The U.S. Chamber of Commerce has attacked the Financial Accounting Standards Board's derivatives proposal.
The group, which represents more than three million businesses nationwide, also endorsed legislation introduced by Rep. Richard Baker, R- La., that would require the Securities and Exchange Commission to approve any FASB proposal after soliciting public comment.
FASB's new derivatives accounting standard would require companies to report derivatives at fair market value on quarterly income statements. Bankers and regulators have argued that the change would mislead investors and discourage institutions from using derivatives to hedge risks.
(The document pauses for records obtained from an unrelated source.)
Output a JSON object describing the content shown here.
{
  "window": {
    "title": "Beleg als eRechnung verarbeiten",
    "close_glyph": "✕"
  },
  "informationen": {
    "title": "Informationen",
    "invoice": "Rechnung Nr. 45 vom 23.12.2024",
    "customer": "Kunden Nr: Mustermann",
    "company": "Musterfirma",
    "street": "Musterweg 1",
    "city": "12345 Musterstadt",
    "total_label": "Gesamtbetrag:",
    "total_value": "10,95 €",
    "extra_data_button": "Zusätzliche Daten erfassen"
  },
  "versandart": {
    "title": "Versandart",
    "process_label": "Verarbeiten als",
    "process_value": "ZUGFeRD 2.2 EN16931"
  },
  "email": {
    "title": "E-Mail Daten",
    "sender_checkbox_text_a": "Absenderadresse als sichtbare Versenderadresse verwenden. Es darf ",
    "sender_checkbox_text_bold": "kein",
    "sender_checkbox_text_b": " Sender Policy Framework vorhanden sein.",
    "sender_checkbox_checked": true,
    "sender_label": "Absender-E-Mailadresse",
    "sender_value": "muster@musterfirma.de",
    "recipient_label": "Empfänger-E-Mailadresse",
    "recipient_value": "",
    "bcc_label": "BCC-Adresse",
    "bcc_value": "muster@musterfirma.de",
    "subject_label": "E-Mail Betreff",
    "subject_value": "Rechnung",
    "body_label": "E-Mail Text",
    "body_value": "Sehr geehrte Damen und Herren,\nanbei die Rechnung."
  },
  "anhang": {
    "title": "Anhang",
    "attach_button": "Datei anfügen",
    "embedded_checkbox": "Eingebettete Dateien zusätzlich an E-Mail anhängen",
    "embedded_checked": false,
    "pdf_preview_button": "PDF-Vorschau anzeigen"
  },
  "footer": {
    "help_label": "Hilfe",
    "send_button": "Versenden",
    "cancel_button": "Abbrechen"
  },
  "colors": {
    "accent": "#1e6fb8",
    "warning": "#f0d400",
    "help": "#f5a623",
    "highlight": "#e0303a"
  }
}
"The proposal could adversely affect the international competitiveness of U.S. businesses in the global marketplace," wrote R. Bruce Josten, the chamber's executive vice president for government affairs in a Feb. 13 letter to FASB.
The letter was released last week by Rep. Baker's office.